When I changed physical therapy center, more or less, one month after we arrived, we started thinking about leaving. We were more in sync about the future and even though we knew the new boat paperwork wouldn't arrive before a few weeks, we were more driven to complete maintenance or repairs. We started to have a fighting chance against the mold that was gaining ground inside. We brought the entire cushion cases to the laundry and got new cushions for the interior. Yalçın worked once again on strengthening our ever breaking dinghy. I think it was dead to me at that time, but he didn't loose hope and went for another round of glueing back the bottom to the tube and waterproofing it with heavy quantities of silicone. We sorted out some of our stuff to make a little more room and went through the pain of sending a couple of packages with the post office - an adventure we are not going to forget anytime soon! By this time, we were finally able to walk a little around the rural streets of Pedregal, to exercise my foot here and there. We also finally took the bus, which is always a cool experience given that you see real places were people leave and not just the main roads, and you never really know when you'll end up.

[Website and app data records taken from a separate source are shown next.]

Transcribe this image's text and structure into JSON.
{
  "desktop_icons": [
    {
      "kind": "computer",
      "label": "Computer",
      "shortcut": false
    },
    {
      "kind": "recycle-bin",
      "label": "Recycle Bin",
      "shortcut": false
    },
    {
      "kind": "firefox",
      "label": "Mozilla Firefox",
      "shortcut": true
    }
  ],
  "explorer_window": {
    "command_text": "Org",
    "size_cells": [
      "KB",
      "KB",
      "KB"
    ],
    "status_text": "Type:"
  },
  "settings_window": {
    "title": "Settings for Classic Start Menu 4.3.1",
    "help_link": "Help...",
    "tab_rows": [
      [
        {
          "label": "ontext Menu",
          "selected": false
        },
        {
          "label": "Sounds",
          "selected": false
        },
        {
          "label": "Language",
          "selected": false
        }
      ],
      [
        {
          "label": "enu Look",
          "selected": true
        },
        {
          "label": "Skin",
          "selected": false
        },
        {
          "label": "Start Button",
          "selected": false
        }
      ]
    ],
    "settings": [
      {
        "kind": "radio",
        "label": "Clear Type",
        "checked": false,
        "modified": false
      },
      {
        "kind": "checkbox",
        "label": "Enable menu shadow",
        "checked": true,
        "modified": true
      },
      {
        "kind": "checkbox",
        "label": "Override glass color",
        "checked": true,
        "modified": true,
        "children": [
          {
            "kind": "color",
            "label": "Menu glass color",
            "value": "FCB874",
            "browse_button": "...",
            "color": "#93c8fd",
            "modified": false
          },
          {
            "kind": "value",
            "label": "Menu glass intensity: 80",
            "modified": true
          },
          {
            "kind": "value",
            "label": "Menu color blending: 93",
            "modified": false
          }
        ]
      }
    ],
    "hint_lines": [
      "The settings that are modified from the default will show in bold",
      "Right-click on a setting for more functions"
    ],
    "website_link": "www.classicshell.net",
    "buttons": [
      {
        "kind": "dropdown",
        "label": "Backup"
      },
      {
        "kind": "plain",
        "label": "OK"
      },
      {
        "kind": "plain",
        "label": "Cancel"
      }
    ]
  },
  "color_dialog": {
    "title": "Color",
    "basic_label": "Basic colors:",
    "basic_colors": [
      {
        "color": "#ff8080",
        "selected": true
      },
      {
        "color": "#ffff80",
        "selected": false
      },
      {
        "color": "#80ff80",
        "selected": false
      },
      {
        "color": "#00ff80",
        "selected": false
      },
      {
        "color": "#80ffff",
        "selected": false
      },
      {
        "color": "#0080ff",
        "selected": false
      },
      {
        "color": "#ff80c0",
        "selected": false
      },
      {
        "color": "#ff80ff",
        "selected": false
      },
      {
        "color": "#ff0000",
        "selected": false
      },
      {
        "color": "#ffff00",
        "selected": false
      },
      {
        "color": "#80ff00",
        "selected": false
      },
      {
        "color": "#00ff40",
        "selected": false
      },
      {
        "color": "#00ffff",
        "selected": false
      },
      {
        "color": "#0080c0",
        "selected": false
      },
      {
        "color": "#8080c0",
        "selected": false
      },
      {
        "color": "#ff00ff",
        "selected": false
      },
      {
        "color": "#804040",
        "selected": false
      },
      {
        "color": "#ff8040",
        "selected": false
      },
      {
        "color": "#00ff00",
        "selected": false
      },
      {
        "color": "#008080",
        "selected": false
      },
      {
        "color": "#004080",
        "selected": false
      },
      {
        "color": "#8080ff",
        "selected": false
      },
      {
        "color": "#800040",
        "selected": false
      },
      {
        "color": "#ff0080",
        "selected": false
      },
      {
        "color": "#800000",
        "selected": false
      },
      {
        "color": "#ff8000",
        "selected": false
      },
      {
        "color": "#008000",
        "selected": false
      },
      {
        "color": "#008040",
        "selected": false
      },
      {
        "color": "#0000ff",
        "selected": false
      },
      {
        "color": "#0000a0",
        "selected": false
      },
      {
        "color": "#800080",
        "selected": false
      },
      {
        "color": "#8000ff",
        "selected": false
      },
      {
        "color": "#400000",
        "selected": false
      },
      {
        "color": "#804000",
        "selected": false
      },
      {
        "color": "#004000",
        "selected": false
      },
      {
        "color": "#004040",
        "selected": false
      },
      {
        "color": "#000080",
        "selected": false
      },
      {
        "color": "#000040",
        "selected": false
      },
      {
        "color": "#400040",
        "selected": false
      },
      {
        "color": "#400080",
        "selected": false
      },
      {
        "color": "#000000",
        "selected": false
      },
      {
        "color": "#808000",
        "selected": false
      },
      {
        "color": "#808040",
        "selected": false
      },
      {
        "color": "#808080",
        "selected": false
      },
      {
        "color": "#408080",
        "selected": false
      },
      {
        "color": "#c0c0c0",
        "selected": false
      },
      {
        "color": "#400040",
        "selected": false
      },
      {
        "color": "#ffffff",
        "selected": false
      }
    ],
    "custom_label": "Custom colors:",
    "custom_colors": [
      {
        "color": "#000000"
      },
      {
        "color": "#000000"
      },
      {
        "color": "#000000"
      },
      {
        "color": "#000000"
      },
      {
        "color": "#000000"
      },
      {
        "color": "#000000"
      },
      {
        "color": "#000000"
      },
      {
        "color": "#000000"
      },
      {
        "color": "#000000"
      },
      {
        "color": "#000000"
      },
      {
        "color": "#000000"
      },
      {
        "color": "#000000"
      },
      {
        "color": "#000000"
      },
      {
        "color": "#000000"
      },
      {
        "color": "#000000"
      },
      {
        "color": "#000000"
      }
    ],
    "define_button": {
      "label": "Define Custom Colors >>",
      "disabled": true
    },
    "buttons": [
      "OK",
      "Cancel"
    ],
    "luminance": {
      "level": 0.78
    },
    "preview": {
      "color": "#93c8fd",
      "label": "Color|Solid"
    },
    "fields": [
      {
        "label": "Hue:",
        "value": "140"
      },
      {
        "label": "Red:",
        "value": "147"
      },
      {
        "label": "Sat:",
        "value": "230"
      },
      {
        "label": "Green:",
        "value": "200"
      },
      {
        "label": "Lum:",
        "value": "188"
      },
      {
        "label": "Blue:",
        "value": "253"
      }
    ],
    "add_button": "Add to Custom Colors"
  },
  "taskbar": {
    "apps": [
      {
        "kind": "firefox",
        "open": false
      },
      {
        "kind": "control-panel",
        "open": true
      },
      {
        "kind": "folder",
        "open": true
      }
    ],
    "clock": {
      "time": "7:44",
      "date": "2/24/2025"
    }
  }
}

Eventually, after the holidays of November, the month of the nation in Panama and Thanksgiving in the US, we finally got our Deleware paperwork, which meant the long awaiting cruising permit and being free to leave. It took us a couple of days to get actually ready, with Yalçın kayaking water jugs and then diesel back and forth, two rounds of provisioning and a last Libanese restaurant to say goodbye to this city we didn't really like but we were still somewhat sad to leave.